What do you get when you combine the following?
- Twenty-five pupils from Rochdale Islamic Academy
- Five members of staff
- Three instructors from Lupine Adventure Cooperative
- Two large bottles of sun cream
- Countless Snowdon Ranger trains
- Many 99 Ice Creams
- …And thirty-degree heat?
‘ Would you like to guide a group of young people up Snowdon?’
The voice at the end of the phone, Ben Barnard at Lupine Adventure Co-operative, boomed on speakerphone as I sat in a car en-route to Yorkshire Dales for a separate Lupine job. For every outdoor instructor, the car becomes essentially the unofficial office space in the summer months. I flicked through my diary and saw for the next week or so a chaotic scribble next to each day denoting various outdoor jobs around the country. Accepting the job meant travelling across the country before heading towards North Wales and immediately finishing for another job in the Yorkshire Dales, some two hundred miles the following day.
‘ Go on then, sure thing,’ I said.
Five days later after my phone call with Ben, I’m standing by Electric Mountain just off Llanberis high street, anxiously waiting alongside Sam and Tamsin waiting to meet a coachload of keen and excited students from Rochdale Islamic School. Twenty-five female students, aged between 12 and 16 step out from the coach, their jaws dropping as they gaze with fathom at the summit of Snowdon, a vertical km above their heads.
After initial introductions, briefing the groups about the risk of the hot weather, drinking enough water throughout the day and reminders to stay together, we set off in pursuit of the mountain summit against a cloudless blue sky.
It’s hard to know initially what to expect with groups with regards to their previous experience, ability and motivation. Yet what we were greeted with was an incredibly supportive group of young people ready to embrace the challenge. A group of young women, from an all-girls faith school in Rochdale, who in their own words told me ‘We’re not as Muslim as people like to think.’ With their walking shoes laced up, backpacks with water filled up and hijabs adjusted, the pupils made their way up the steep ascent out of Llanberis.
The sense of unity and support for each other was evident. The girls told me how their year groups are the same size as some class groups in a standard school. The groups naturally bonded together, chatting & talking constantly on the way up. They told me how they had excitedly talked about climbing Snowdon during lessons with their teachers.

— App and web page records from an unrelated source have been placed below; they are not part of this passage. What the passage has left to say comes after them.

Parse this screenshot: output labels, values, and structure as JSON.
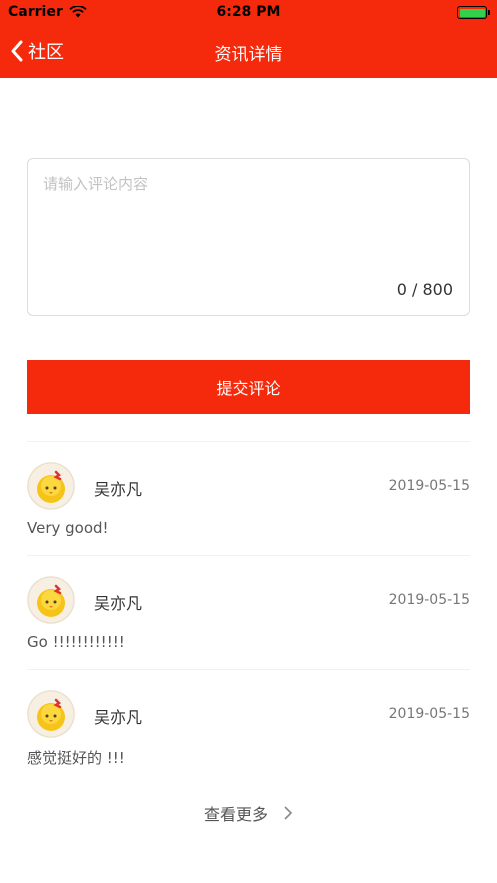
{
  "status_bar": {
    "carrier": "Carrier",
    "time": "6:28 PM",
    "wifi_icon": "wifi-icon",
    "battery_icon": "battery-icon",
    "battery_color": "#35d04a"
  },
  "nav": {
    "back_label": "社区",
    "title": "资讯详情",
    "background_color": "#f52a0c"
  },
  "comment_form": {
    "placeholder": "请输入评论内容",
    "value": "",
    "char_count": "0 / 800",
    "submit_label": "提交评论"
  },
  "comments": [
    {
      "user": "吴亦凡",
      "date": "2019-05-15",
      "text": "Very good!"
    },
    {
      "user": "吴亦凡",
      "date": "2019-05-15",
      "text": "Go !!!!!!!!!!!!"
    },
    {
      "user": "吴亦凡",
      "date": "2019-05-15",
      "text": "感觉挺好的 !!!"
    }
  ],
  "more_label": "查看更多"
}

What made the instructing experience special was that for many of the participants, they have never been to Snowdonia, or even explored the outdoors outside of Rochdale. As a female instructor, from an ethnic minority background leading my group, many of the girls were curious and inspired for my reasons of instructing groups in the mountains. One of them even asked how many times I climbed Snowdon, as if climbing the mountain on repeat occasions was an indication of how much I loved the area. The inspiration to the participants was a key reminder that we need more instructors from all backgrounds, to remind the next generation of what they can achieve if they put their minds to it.
Overall , the day saw two groups reach the summit of Snowdon (1,085m), a group reach Clogwyn Station ( 779m) and a group reach Halfway House station. Yet the day was a reminder of the reasons why I choose to work for Lupine Adventure Cooperative as an instructor. Working in the outdoors has taught me a lot about my approach to adventure, and how we can all do our bit to inspire and teach others to climb their own mountains. Sometimes opportunities like these are worth the journey, presenting themselves when we least expect them. I loved my experience working alongside young people with some unexpectedly brilliant experiences.